Bis are not a company
for half measures. They already have
several Sorabji discs in the catalogue
including the monumental Opus Clavicembalisticum.
Now they have set about recording the
composerís grand cycle of one hundred
Etudes with Frederick Ullén.
Taken as a whole this Ďcentaineí, at
seven hours, represents Sorabjiís second
longest work. His longest is the nine
hour Symphonic Variations.
Sorabjiís piano writing
is typically elaborate from the torrential
upward sweep in Mouvementé
(I) via the wild and spiky V to the
grotesque hammering angularity of XXV
- a fantastic Medtnerian march. The
dramatic and passionate writing in between
can be found in the Tasso gallop and
rush of VII, the aristocratic swell
and crash of combers (X), the hard martellato
writing of XV and the icy hammering
of XIX. IX takes urgency to the edge
of manic. XVII passingly recalls the
writing of Warlock in his zany Codpieces.
Did Sorabji have the maelstrom in mind
in the patterned rushing and cross-currenting
of XI. Continuing the theme we seem
to hear in the Dolcemente scorrevole
(XXIII) the intricate whorls and swirls
of chiming tidal races and currents.
There is grotesquerie too, both in an
essay (XXII) involving glissandi on
chords and in the Vivace e leggiero
(II) - Rachmaninov in spate. Contrast
is found in IV in which it is as if
we hear the music through reflections
in fractured mirrors moving from shard
to shard in liquid ebb and flow. Speaking
of which, a more elaborate and romanticised
take on the subject matter of Griffesí
Acqua Paola can be heard in III
alongside a sumptuous Rachmaninov-style
melody. XIII is an extremely impressionistic
piece: the suggestion of a silky gauze
held up to a wintry sun while XVIII
is in similar vein, yet more majestic.
XIV comprises a drift of melodic lines
shifting in voiles, overlapping clarifying
and blending. XX picks up on his Perfumed
Garden style in a sensual ecstatic
fusion of Chopin and William Baines
Ullén was born
1968 and clearly lacks nothing in determination
and artistry in this most challenging
of music. Amongst his other recordings
is a disc of the complete Ligeti Etudes
for Wergo. He contributes the notes
for this issue.

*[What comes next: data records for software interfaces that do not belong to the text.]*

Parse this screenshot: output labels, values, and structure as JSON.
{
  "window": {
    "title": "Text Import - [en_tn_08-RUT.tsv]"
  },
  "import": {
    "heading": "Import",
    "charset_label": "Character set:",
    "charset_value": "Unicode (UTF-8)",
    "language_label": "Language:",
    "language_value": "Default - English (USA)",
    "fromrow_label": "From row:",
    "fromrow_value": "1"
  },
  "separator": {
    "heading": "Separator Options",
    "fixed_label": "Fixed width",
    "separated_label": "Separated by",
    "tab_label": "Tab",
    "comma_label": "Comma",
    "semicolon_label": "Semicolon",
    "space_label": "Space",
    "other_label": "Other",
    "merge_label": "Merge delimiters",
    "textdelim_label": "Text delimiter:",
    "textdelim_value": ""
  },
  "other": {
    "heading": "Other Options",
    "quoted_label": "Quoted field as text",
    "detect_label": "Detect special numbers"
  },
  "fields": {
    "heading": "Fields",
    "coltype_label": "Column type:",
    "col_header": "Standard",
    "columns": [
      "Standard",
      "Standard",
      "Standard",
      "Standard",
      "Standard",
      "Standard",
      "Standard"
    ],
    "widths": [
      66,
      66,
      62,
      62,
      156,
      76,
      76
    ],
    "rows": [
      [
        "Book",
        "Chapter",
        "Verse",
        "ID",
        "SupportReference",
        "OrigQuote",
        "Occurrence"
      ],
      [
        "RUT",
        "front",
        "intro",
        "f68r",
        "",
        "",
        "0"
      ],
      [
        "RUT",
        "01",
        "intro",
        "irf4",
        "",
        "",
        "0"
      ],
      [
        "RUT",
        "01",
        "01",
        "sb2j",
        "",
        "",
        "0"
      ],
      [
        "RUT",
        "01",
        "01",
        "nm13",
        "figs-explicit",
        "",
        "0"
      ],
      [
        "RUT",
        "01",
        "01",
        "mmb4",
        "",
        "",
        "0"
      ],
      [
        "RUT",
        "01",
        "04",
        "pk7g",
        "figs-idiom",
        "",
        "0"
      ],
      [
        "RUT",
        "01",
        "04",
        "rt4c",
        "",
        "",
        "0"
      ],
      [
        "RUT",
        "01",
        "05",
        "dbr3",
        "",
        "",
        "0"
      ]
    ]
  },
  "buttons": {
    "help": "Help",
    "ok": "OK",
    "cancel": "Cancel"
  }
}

These can be read with
valuable general introductions by Kenneth
Derus one of the world's leading Sorabji
That this disc became
feasible at all is down to the editorial
work of Marc-André Hamelin, Simon
Abrahams and Alexander Abercrombie.
Is it too much to hope
that Bis and Ullen will also tackle
Sorabjiís piano concertos?
If you enjoy the piano
music of York Bowen, Medtner, Foulds
or Conlon Nancarrow and are prepared
to go just the extra mile you should
find this disc extremely rewarding.
Watch out for later volumes.